■ Task prompt: In the records that follow, locate every line with "elasticbeanstalk" and extract it.

***** Records for the task *****

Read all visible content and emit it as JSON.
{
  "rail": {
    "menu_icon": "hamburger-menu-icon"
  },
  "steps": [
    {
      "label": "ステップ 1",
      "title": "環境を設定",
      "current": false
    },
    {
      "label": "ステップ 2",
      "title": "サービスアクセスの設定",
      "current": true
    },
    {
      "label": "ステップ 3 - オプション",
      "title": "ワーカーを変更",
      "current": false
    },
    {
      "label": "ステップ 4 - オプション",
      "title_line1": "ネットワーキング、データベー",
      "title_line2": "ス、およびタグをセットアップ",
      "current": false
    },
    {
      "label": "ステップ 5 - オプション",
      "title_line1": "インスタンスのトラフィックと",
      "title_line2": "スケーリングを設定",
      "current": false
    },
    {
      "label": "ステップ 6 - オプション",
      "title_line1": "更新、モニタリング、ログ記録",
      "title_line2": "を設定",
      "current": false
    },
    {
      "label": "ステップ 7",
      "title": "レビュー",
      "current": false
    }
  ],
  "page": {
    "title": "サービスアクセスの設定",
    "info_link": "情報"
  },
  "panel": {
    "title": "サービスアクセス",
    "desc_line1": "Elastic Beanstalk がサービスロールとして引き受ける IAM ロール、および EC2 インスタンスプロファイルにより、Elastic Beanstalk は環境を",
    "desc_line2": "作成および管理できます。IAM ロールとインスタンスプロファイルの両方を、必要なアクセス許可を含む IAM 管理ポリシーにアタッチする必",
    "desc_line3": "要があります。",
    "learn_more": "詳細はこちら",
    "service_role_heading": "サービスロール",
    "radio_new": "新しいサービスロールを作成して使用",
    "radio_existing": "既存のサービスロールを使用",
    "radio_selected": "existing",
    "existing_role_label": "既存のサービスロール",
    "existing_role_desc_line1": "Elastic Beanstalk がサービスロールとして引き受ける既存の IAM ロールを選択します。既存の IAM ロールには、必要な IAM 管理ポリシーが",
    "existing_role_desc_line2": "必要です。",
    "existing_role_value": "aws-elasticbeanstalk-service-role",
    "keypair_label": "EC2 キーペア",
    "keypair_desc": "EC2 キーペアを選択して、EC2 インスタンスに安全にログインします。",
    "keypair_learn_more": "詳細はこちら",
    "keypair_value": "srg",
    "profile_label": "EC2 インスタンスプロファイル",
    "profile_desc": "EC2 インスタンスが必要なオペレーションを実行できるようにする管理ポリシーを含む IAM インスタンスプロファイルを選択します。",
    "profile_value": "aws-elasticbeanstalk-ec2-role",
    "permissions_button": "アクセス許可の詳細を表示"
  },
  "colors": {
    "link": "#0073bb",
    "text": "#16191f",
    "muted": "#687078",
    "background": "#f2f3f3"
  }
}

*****

■ Exercise response:
    "existing_role_value": "aws-elasticbeanstalk-service-role",
    "profile_value": "aws-elasticbeanstalk-ec2-role",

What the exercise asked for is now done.